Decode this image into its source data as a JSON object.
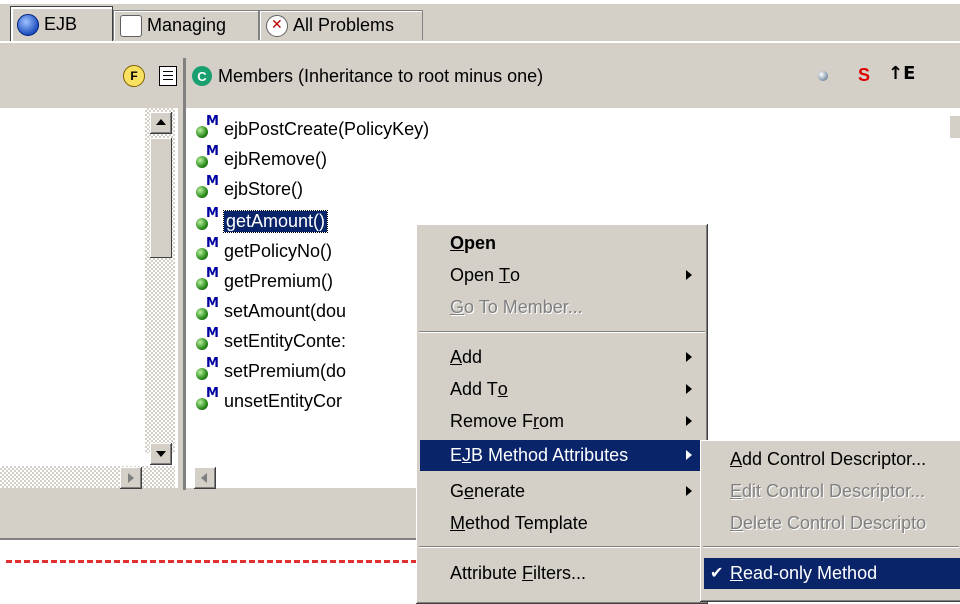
{
  "tabs": [
    {
      "label": "EJB",
      "icon": "ejb-icon",
      "active": true
    },
    {
      "label": "Managing",
      "icon": "managing-icon",
      "active": false
    },
    {
      "label": "All Problems",
      "icon": "problems-icon",
      "active": false
    }
  ],
  "members_header": {
    "icon": "class-c-icon",
    "title": "Members (Inheritance to root minus one)",
    "toolbar_icons": [
      "dot-icon",
      "s-filter-icon",
      "sort-hierarchy-icon"
    ]
  },
  "left_toolbar_icons": [
    "f-filter-icon",
    "list-icon"
  ],
  "members": [
    {
      "label": "ejbPostCreate(PolicyKey)",
      "selected": false
    },
    {
      "label": "ejbRemove()",
      "selected": false
    },
    {
      "label": "ejbStore()",
      "selected": false
    },
    {
      "label": "getAmount()",
      "selected": true
    },
    {
      "label": "getPolicyNo()",
      "selected": false
    },
    {
      "label": "getPremium()",
      "selected": false
    },
    {
      "label": "setAmount(dou",
      "selected": false
    },
    {
      "label": "setEntityConte:",
      "selected": false
    },
    {
      "label": "setPremium(do",
      "selected": false
    },
    {
      "label": "unsetEntityCor",
      "selected": false
    }
  ],
  "context_menu": {
    "items": [
      {
        "pre": "",
        "key": "O",
        "post": "pen",
        "bold": true,
        "enabled": true,
        "submenu": false
      },
      {
        "pre": "Open ",
        "key": "T",
        "post": "o",
        "enabled": true,
        "submenu": true
      },
      {
        "pre": "",
        "key": "G",
        "post": "o To Member...",
        "enabled": false,
        "submenu": false
      },
      {
        "pre": "",
        "key": "A",
        "post": "dd",
        "enabled": true,
        "submenu": true
      },
      {
        "pre": "Add T",
        "key": "o",
        "post": "",
        "enabled": true,
        "submenu": true
      },
      {
        "pre": "Remove F",
        "key": "r",
        "post": "om",
        "enabled": true,
        "submenu": true
      },
      {
        "pre": "E",
        "key": "J",
        "post": "B Method Attributes",
        "enabled": true,
        "submenu": true,
        "highlighted": true
      },
      {
        "pre": "G",
        "key": "e",
        "post": "nerate",
        "enabled": true,
        "submenu": true
      },
      {
        "pre": "",
        "key": "M",
        "post": "ethod Template",
        "enabled": true,
        "submenu": false
      },
      {
        "pre": "Attribute ",
        "key": "F",
        "post": "ilters...",
        "enabled": true,
        "submenu": false
      }
    ]
  },
  "submenu": {
    "items": [
      {
        "pre": "",
        "key": "A",
        "post": "dd Control Descriptor...",
        "enabled": true
      },
      {
        "pre": "",
        "key": "E",
        "post": "dit Control Descriptor...",
        "enabled": false
      },
      {
        "pre": "",
        "key": "D",
        "post": "elete Control Descripto",
        "enabled": false
      },
      {
        "pre": "",
        "key": "R",
        "post": "ead-only Method",
        "enabled": true,
        "checked": true,
        "highlighted": true
      }
    ]
  },
  "colors": {
    "face": "#d4d0c8",
    "highlight": "#0a246a",
    "dashed_line": "#e03030"
  }
}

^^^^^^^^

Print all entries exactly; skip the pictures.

Decode this image into its source data as a JSON object.
{
  "tabs": [
    {
      "label": "EJB",
      "icon": "ejb-icon",
      "active": true
    },
    {
      "label": "Managing",
      "icon": "managing-icon",
      "active": false
    },
    {
      "label": "All Problems",
      "icon": "problems-icon",
      "active": false
    }
  ],
  "members_header": {
    "icon": "class-c-icon",
    "title": "Members (Inheritance to root minus one)",
    "toolbar_icons": [
      "dot-icon",
      "s-filter-icon",
      "sort-hierarchy-icon"
    ]
  },
  "left_toolbar_icons": [
    "f-filter-icon",
    "list-icon"
  ],
  "members": [
    {
      "label": "ejbPostCreate(PolicyKey)",
      "selected": false
    },
    {
      "label": "ejbRemove()",
      "selected": false
    },
    {
      "label": "ejbStore()",
      "selected": false
    },
    {
      "label": "getAmount()",
      "selected": true
    },
    {
      "label": "getPolicyNo()",
      "selected": false
    },
    {
      "label": "getPremium()",
      "selected": false
    },
    {
      "label": "setAmount(dou",
      "selected": false
    },
    {
      "label": "setEntityConte:",
      "selected": false
    },
    {
      "label": "setPremium(do",
      "selected": false
    },
    {
      "label": "unsetEntityCor",
      "selected": false
    }
  ],
  "context_menu": {
    "items": [
      {
        "pre": "",
        "key": "O",
        "post": "pen",
        "bold": true,
        "enabled": true,
        "submenu": false
      },
      {
        "pre": "Open ",
        "key": "T",
        "post": "o",
        "enabled": true,
        "submenu": true
      },
      {
        "pre": "",
        "key": "G",
        "post": "o To Member...",
        "enabled": false,
        "submenu": false
      },
      {
        "pre": "",
        "key": "A",
        "post": "dd",
        "enabled": true,
        "submenu": true
      },
      {
        "pre": "Add T",
        "key": "o",
        "post": "",
        "enabled": true,
        "submenu": true
      },
      {
        "pre": "Remove F",
        "key": "r",
        "post": "om",
        "enabled": true,
        "submenu": true
      },
      {
        "pre": "E",
        "key": "J",
        "post": "B Method Attributes",
        "enabled": true,
        "submenu": true,
        "highlighted": true
      },
      {
        "pre": "G",
        "key": "e",
        "post": "nerate",
        "enabled": true,
        "submenu": true
      },
      {
        "pre": "",
        "key": "M",
        "post": "ethod Template",
        "enabled": true,
        "submenu": false
      },
      {
        "pre": "Attribute ",
        "key": "F",
        "post": "ilters...",
        "enabled": true,
        "submenu": false
      }
    ]
  },
  "submenu": {
    "items": [
      {
        "pre": "",
        "key": "A",
        "post": "dd Control Descriptor...",
        "enabled": true
      },
      {
        "pre": "",
        "key": "E",
        "post": "dit Control Descriptor...",
        "enabled": false
      },
      {
        "pre": "",
        "key": "D",
        "post": "elete Control Descripto",
        "enabled": false
      },
      {
        "pre": "",
        "key": "R",
        "post": "ead-only Method",
        "enabled": true,
        "checked": true,
        "highlighted": true
      }
    ]
  },
  "colors": {
    "face": "#d4d0c8",
    "highlight": "#0a246a",
    "dashed_line": "#e03030"
  }
}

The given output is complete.